§ **PROBLEM**
With nothing left out, give the data back exactly.

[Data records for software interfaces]

━━━━━━━━━━

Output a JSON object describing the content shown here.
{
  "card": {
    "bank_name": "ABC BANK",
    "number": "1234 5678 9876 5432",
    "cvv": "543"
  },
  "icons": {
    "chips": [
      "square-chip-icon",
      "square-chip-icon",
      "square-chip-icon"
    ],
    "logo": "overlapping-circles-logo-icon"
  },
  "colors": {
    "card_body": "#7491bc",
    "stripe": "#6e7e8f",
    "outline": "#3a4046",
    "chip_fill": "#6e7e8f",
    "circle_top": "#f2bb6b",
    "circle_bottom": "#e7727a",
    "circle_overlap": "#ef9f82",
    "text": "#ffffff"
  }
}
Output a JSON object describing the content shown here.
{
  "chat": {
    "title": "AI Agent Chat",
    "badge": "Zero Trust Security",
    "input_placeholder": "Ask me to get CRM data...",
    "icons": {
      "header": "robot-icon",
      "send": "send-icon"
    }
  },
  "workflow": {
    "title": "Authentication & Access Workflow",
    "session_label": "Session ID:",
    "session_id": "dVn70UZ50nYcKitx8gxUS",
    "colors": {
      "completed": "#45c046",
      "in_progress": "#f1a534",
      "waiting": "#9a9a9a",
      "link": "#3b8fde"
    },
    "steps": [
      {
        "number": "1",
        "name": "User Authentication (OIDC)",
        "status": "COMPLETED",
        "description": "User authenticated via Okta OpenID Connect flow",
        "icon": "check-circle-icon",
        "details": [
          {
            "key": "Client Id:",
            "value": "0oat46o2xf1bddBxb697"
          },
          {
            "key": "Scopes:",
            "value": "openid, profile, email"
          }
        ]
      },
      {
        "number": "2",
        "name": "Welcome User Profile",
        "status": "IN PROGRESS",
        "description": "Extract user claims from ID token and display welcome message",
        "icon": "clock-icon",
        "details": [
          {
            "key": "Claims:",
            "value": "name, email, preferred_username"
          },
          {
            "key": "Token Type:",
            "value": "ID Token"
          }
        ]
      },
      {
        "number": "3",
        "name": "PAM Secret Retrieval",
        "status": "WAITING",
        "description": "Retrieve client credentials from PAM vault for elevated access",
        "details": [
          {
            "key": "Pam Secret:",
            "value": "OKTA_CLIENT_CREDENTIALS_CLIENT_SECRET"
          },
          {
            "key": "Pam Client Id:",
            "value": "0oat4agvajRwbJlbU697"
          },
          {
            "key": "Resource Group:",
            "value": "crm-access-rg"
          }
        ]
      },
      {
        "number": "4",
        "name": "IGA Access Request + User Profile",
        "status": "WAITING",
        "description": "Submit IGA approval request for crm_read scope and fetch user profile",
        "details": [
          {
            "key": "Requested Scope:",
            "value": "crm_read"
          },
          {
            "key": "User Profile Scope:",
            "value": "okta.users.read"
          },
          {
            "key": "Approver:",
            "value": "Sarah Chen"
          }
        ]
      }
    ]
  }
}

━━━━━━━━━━

§ **RESPONSE AREA**
Output a JSON object describing the content shown here.
{
  "card": {
    "bank_name": "ABC BANK",
    "number": "1234 5678 9876 5432",
    "cvv": "543"
  },
  "icons": {
    "chips": [
      "square-chip-icon",
      "square-chip-icon",
      "square-chip-icon"
    ],
    "logo": "overlapping-circles-logo-icon"
  },
  "colors": {
    "card_body": "#7491bc",
    "stripe": "#6e7e8f",
    "outline": "#3a4046",
    "chip_fill": "#6e7e8f",
    "circle_top": "#f2bb6b",
    "circle_bottom": "#e7727a",
    "circle_overlap": "#ef9f82",
    "text": "#ffffff"
  }
}
Output a JSON object describing the content shown here.
{
  "chat": {
    "title": "AI Agent Chat",
    "badge": "Zero Trust Security",
    "input_placeholder": "Ask me to get CRM data...",
    "icons": {
      "header": "robot-icon",
      "send": "send-icon"
    }
  },
  "workflow": {
    "title": "Authentication & Access Workflow",
    "session_label": "Session ID:",
    "session_id": "dVn70UZ50nYcKitx8gxUS",
    "colors": {
      "completed": "#45c046",
      "in_progress": "#f1a534",
      "waiting": "#9a9a9a",
      "link": "#3b8fde"
    },
    "steps": [
      {
        "number": "1",
        "name": "User Authentication (OIDC)",
        "status": "COMPLETED",
        "description": "User authenticated via Okta OpenID Connect flow",
        "icon": "check-circle-icon",
        "details": [
          {
            "key": "Client Id:",
            "value": "0oat46o2xf1bddBxb697"
          },
          {
            "key": "Scopes:",
            "value": "openid, profile, email"
          }
        ]
      },
      {
        "number": "2",
        "name": "Welcome User Profile",
        "status": "IN PROGRESS",
        "description": "Extract user claims from ID token and display welcome message",
        "icon": "clock-icon",
        "details": [
          {
            "key": "Claims:",
            "value": "name, email, preferred_username"
          },
          {
            "key": "Token Type:",
            "value": "ID Token"
          }
        ]
      },
      {
        "number": "3",
        "name": "PAM Secret Retrieval",
        "status": "WAITING",
        "description": "Retrieve client credentials from PAM vault for elevated access",
        "details": [
          {
            "key": "Pam Secret:",
            "value": "OKTA_CLIENT_CREDENTIALS_CLIENT_SECRET"
          },
          {
            "key": "Pam Client Id:",
            "value": "0oat4agvajRwbJlbU697"
          },
          {
            "key": "Resource Group:",
            "value": "crm-access-rg"
          }
        ]
      },
      {
        "number": "4",
        "name": "IGA Access Request + User Profile",
        "status": "WAITING",
        "description": "Submit IGA approval request for crm_read scope and fetch user profile",
        "details": [
          {
            "key": "Requested Scope:",
            "value": "crm_read"
          },
          {
            "key": "User Profile Scope:",
            "value": "okta.users.read"
          },
          {
            "key": "Approver:",
            "value": "Sarah Chen"
          }
        ]
      }
    ]
  }
}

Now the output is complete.